The Other Hollywood: The Uncensored Oral History of the Porn Film Industry by Legs McNeil and Jennifer Osborne, with Peter Pavia (Regan Books, $27.95), a very lengthy work based on “hundreds of interviews” as well as published sources, police reports, court records, and the like.
The Twins of Tribeca by Rachel Pine (Miramax Books, $23.95), a roman a clef concerning the world of independent filmmaking.
Memories of a Munchkin': An Illustrated Walk down the Yellow Brick Road by Meinhardt Raabe with Daniel Kinske (Back Stage Books, $39.95), the autobiography of the little guy who played the Munchkin coroner in The Wizard of Oz, with a foreword by Mickey Rooney.
Sinatra: The Life by Anthony Summers and Robbyn Swan (Knopf, $26.95), which concentrates on the entertainer’s private life and claims to have been based on some 500 new interviews.
The Good, the Bad and Me by Eli Wallach (Harcourt, $25.00), in which the actor discusses his life and career on stage, screen and television.
A History of the Hal Roach Studios by Richard Lewis Ward (Southern Illinois University Press, $45.00), a highly detailed but colorless history.
Finally, in view of this column’s title, it is more than appropriate to note the passing of Gavin Lambert, who died in Los Angeles on July 17, 2005, at the age of eighty. Aside from his novel, The Slide Area, Gavin wrote exemplary biographies of Alla Nazimova, Norma Shearer and Lindsay Anderson, and contributed heavily to the British film scene with the co-founding of Sequence and the editorship, from 1949-1955, of Sight and Sound.
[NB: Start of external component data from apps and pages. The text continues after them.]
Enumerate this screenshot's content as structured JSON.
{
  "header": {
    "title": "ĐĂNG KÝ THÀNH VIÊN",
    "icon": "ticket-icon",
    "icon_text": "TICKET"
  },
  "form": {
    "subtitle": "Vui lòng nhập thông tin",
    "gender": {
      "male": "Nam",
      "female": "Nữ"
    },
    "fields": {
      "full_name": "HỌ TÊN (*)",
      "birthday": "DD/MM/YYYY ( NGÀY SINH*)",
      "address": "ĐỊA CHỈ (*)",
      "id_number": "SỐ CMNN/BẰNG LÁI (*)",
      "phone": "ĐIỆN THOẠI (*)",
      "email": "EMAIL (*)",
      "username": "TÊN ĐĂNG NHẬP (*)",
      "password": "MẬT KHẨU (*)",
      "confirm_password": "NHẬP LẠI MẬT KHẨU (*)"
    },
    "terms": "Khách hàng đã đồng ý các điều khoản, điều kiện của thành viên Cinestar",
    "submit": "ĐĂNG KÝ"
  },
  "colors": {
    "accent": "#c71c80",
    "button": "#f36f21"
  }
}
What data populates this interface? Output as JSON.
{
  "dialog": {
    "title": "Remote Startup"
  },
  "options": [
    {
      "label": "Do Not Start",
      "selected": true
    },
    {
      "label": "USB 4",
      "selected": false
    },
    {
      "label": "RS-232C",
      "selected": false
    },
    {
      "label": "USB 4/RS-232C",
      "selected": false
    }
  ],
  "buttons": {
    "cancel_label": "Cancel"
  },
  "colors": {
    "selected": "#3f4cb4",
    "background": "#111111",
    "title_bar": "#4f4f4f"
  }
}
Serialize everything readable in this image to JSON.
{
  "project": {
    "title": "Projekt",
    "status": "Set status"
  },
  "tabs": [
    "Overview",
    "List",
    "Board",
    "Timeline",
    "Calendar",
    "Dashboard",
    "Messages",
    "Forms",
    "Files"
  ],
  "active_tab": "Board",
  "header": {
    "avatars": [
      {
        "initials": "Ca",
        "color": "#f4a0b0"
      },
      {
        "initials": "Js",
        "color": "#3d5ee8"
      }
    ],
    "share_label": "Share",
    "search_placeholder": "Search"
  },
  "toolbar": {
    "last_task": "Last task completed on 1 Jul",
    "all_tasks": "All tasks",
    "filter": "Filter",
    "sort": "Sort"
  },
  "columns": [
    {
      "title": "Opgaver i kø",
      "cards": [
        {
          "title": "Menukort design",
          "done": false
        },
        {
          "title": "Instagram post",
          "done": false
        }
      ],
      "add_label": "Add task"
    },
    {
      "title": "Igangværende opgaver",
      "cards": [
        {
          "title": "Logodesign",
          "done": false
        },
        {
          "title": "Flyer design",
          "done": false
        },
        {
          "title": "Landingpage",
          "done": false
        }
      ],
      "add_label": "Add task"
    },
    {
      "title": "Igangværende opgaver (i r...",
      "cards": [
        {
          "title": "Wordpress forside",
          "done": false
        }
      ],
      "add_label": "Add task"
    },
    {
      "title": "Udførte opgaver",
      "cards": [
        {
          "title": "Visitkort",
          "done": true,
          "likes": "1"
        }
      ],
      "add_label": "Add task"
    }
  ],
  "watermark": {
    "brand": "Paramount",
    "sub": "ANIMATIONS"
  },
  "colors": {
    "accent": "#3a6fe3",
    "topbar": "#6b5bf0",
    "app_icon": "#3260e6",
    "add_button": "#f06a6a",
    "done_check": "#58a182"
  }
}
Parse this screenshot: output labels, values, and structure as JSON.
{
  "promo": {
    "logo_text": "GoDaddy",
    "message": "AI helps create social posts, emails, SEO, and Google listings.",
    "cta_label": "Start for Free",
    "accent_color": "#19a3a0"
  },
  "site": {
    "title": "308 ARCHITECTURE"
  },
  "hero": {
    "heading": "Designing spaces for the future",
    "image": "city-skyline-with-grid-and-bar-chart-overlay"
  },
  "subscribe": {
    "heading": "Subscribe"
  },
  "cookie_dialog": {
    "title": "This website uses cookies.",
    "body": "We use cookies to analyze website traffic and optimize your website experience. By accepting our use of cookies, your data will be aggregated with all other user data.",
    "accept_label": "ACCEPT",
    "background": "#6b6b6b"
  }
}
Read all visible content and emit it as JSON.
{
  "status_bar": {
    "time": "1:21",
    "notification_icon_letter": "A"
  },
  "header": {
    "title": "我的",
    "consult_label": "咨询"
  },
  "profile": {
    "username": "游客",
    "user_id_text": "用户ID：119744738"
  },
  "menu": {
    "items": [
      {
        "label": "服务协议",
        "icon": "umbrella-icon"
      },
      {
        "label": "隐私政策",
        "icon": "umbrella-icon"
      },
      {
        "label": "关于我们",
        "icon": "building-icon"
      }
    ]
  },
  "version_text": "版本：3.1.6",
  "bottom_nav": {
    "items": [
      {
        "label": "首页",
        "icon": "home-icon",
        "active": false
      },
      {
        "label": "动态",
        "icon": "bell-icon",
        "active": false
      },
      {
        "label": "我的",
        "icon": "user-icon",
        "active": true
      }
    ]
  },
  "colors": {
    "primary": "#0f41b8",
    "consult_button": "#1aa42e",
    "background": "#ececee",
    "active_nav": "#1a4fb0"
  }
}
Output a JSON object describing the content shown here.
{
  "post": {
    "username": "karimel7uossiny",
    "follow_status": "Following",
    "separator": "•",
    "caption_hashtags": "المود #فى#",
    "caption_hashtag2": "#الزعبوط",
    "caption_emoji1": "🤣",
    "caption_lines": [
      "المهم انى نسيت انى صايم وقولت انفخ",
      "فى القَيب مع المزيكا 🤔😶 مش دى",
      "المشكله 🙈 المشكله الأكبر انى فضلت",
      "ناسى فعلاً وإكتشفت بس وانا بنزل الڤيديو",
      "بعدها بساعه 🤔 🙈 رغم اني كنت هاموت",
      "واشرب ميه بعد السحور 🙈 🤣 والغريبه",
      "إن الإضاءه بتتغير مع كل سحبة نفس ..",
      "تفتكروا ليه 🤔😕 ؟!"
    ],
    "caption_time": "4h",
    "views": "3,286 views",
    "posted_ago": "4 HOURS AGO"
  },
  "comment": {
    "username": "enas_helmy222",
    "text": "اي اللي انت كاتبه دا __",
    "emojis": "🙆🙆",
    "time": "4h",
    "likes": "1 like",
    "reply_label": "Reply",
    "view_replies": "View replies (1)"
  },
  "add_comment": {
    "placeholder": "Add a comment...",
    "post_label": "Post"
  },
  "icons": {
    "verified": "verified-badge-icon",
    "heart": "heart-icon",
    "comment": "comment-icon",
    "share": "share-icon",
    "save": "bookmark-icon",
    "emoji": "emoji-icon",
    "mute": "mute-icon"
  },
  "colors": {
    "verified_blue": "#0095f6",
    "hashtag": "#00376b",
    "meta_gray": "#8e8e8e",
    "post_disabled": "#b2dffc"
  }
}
He was a stylish and elegant writer who contributed considerable quality to a field in which standards are generally low and show few signs of improvement.